This type of automated assessment every quarter can provide a solid foundation for the organization to track changes in mental health over time. He also suggests doing an in-depth face-to-face check-in on an annual basis with a mental health provider, possibly in tandem with other occupational health requirements.
“When mental health is openly prioritized within an organization’s culture, support is in place should issues arise day to day. This empowers the nurse to seek help in more stressful situations or environments, including short-staffing scenarios, violent encounters, and surges of acute illness like COVID-19,” he says.
Meet Our Contributors
Valerie Gale, MAOM, BSN, RN
Valerie Gale is the vice president of clinical excellence at Nomad Health, the leading digital marketplace for temporary healthcare jobs. Prior to joining Nomad, Gale was head of credentialing quality solutions at AMN Healthcare where she built and led a diverse and inclusive credentialing organization. Previously, she served as the chief clinical officer at Allied BioScience and held senior leadership roles at various health systems across North Texas. Gale holds a bachelor’s in nursing from the University of Calgary and a MA in organizational management from Dallas Baptist University.
Sandy Litardo, LPN
Sandy Litardo is a licensed practical nurse and the lead nurse at Symetria Recovery.
Ryan Sheridan, PMHNP

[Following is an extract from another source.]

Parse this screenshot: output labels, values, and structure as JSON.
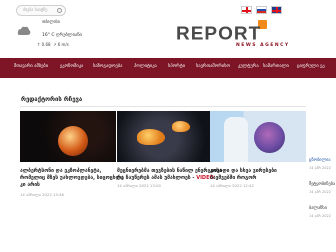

Ryan Sheridan is a board-certified psychiatric mental health nurse practitioner in the D.C. area. His practice is an integrative practice that provides holistic care including psychotherapy, medication, coaching, exercise and nutritional counseling, and more. Before becoming a nurse, Sheridan worked in real estate development but sought a career change in order to find more satisfying work. As a nurse, Sheridan has worked in a number of settings including emergency departments, medical-behavioral health, and adolescent outpatient behavioral health. Sheridan is currently completing a DNP, with his research focusing on the development of a protocol for exercise as a prescriptive intervention for mental health diagnoses.